══ EXTRACTED MATERIAL ══
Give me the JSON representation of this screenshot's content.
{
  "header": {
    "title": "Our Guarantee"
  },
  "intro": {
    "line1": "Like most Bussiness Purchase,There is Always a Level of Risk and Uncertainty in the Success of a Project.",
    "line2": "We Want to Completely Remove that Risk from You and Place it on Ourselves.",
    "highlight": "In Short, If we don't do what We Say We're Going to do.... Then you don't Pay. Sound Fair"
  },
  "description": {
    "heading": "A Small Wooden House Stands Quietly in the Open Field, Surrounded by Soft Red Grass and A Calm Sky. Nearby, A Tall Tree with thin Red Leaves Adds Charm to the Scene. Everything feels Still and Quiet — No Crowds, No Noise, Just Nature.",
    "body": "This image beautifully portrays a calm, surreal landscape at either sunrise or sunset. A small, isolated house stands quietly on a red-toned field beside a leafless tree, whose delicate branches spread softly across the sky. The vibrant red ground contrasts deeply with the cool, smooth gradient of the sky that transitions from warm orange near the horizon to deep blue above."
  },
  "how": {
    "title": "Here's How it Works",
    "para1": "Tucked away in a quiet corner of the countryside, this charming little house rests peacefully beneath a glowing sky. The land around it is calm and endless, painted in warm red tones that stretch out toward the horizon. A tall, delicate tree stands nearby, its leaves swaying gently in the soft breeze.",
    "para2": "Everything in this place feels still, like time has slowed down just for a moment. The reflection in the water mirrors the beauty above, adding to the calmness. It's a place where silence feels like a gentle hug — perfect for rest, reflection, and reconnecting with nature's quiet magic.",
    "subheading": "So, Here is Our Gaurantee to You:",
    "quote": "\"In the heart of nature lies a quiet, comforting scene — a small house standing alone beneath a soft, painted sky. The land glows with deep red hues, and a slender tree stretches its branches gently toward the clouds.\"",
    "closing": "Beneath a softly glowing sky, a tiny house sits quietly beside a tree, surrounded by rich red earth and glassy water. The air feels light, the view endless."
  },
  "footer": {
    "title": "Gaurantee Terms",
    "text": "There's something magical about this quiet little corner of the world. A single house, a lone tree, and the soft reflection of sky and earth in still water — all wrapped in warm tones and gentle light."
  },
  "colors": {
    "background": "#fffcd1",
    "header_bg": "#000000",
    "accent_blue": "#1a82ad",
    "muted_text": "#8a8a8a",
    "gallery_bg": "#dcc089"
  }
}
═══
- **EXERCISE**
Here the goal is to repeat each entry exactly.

- **RESPONSE TO THE TASK**
Give me the JSON representation of this screenshot's content.
{
  "header": {
    "title": "Our Guarantee"
  },
  "intro": {
    "line1": "Like most Bussiness Purchase,There is Always a Level of Risk and Uncertainty in the Success of a Project.",
    "line2": "We Want to Completely Remove that Risk from You and Place it on Ourselves.",
    "highlight": "In Short, If we don't do what We Say We're Going to do.... Then you don't Pay. Sound Fair"
  },
  "description": {
    "heading": "A Small Wooden House Stands Quietly in the Open Field, Surrounded by Soft Red Grass and A Calm Sky. Nearby, A Tall Tree with thin Red Leaves Adds Charm to the Scene. Everything feels Still and Quiet — No Crowds, No Noise, Just Nature.",
    "body": "This image beautifully portrays a calm, surreal landscape at either sunrise or sunset. A small, isolated house stands quietly on a red-toned field beside a leafless tree, whose delicate branches spread softly across the sky. The vibrant red ground contrasts deeply with the cool, smooth gradient of the sky that transitions from warm orange near the horizon to deep blue above."
  },
  "how": {
    "title": "Here's How it Works",
    "para1": "Tucked away in a quiet corner of the countryside, this charming little house rests peacefully beneath a glowing sky. The land around it is calm and endless, painted in warm red tones that stretch out toward the horizon. A tall, delicate tree stands nearby, its leaves swaying gently in the soft breeze.",
    "para2": "Everything in this place feels still, like time has slowed down just for a moment. The reflection in the water mirrors the beauty above, adding to the calmness. It's a place where silence feels like a gentle hug — perfect for rest, reflection, and reconnecting with nature's quiet magic.",
    "subheading": "So, Here is Our Gaurantee to You:",
    "quote": "\"In the heart of nature lies a quiet, comforting scene — a small house standing alone beneath a soft, painted sky. The land glows with deep red hues, and a slender tree stretches its branches gently toward the clouds.\"",
    "closing": "Beneath a softly glowing sky, a tiny house sits quietly beside a tree, surrounded by rich red earth and glassy water. The air feels light, the view endless."
  },
  "footer": {
    "title": "Gaurantee Terms",
    "text": "There's something magical about this quiet little corner of the world. A single house, a lone tree, and the soft reflection of sky and earth in still water — all wrapped in warm tones and gentle light."
  },
  "colors": {
    "background": "#fffcd1",
    "header_bg": "#000000",
    "accent_blue": "#1a82ad",
    "muted_text": "#8a8a8a",
    "gallery_bg": "#dcc089"
  }
}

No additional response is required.